Website and app data records:
+++

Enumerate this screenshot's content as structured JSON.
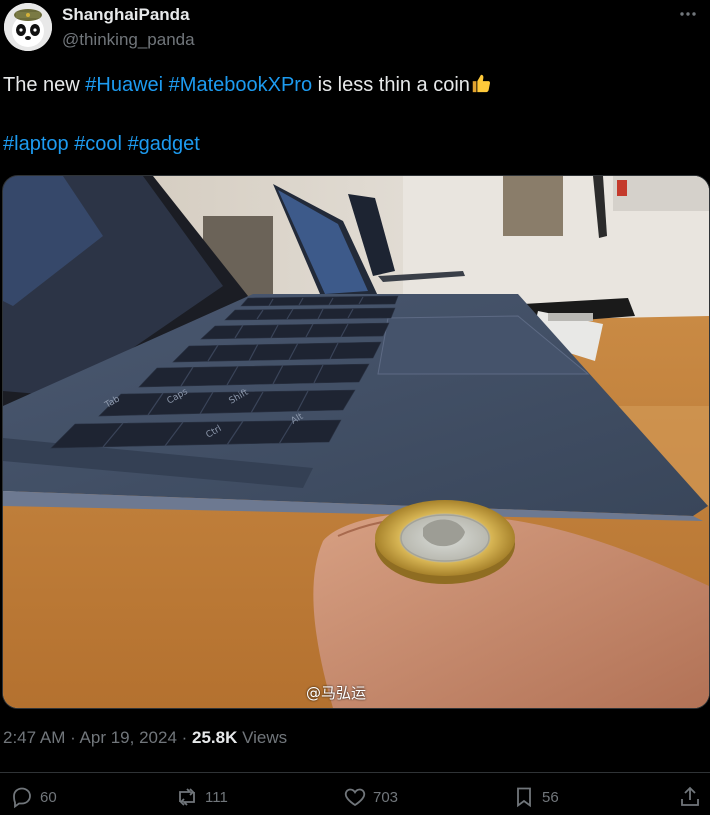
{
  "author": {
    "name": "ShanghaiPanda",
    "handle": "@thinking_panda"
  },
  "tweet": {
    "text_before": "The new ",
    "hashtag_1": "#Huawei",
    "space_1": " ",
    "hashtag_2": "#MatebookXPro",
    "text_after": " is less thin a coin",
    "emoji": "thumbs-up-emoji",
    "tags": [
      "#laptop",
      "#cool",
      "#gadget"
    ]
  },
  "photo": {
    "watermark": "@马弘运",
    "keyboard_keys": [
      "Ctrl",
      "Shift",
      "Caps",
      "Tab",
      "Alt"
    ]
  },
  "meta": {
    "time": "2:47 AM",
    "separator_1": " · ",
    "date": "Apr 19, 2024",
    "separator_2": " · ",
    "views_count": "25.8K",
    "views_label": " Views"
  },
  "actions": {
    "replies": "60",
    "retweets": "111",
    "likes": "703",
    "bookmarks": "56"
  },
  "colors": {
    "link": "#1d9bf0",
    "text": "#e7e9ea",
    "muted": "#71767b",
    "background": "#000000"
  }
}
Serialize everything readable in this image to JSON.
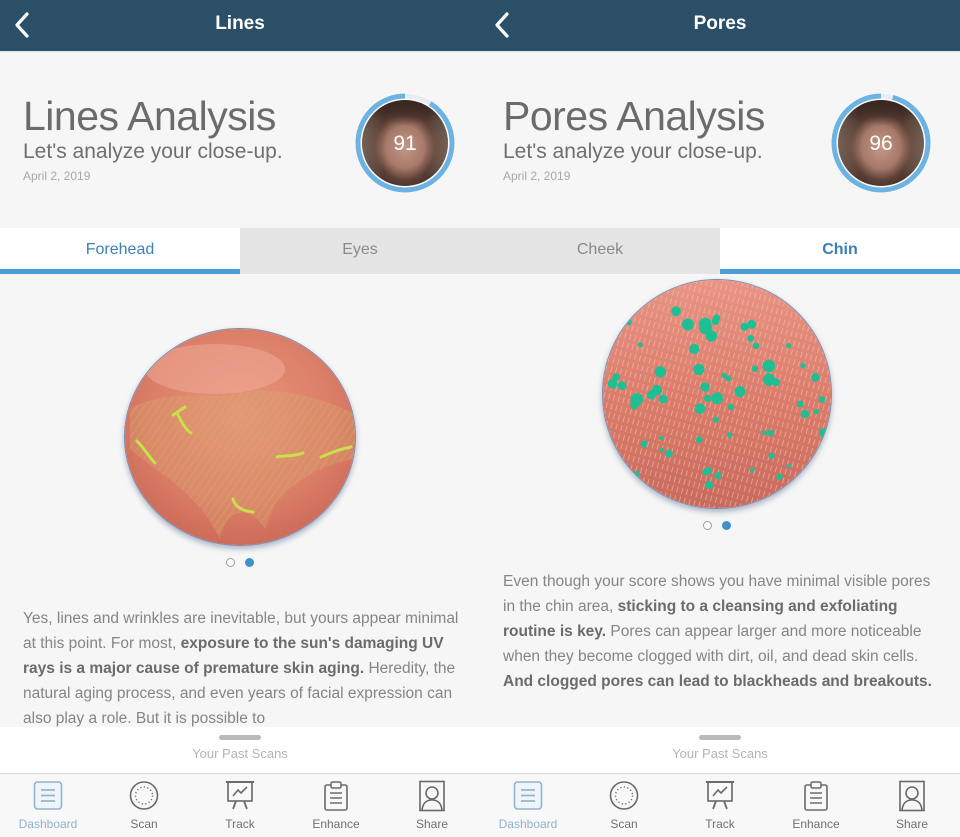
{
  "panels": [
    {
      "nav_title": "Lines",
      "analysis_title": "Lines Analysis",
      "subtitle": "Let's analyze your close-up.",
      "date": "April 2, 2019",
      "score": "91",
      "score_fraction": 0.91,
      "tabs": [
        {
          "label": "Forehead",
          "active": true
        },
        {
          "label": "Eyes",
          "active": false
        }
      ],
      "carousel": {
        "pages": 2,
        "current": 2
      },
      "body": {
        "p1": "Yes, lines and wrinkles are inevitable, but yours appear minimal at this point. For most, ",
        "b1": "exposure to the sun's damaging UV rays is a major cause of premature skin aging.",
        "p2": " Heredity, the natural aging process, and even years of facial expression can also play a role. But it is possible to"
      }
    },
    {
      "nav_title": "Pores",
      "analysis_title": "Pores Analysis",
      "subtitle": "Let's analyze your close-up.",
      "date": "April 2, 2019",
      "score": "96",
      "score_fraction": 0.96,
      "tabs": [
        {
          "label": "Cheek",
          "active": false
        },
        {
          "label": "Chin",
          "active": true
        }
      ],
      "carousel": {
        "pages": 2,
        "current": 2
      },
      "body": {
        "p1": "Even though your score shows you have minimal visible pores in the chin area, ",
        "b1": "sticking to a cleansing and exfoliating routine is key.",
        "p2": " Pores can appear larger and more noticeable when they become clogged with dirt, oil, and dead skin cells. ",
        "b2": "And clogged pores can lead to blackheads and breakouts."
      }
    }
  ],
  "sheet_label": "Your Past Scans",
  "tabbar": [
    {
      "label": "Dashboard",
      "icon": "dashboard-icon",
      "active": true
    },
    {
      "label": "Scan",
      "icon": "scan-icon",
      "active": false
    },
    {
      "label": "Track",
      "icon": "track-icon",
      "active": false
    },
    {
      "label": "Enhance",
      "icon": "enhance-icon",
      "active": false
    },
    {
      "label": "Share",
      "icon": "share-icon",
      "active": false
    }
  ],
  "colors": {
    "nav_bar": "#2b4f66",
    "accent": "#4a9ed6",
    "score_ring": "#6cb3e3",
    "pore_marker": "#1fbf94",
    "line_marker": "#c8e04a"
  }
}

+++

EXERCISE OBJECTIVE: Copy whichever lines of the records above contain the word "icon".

SOLUTION:
      "icon": "dashboard-icon",
      "icon": "scan-icon",
      "icon": "track-icon",
      "icon": "enhance-icon",
      "icon": "share-icon",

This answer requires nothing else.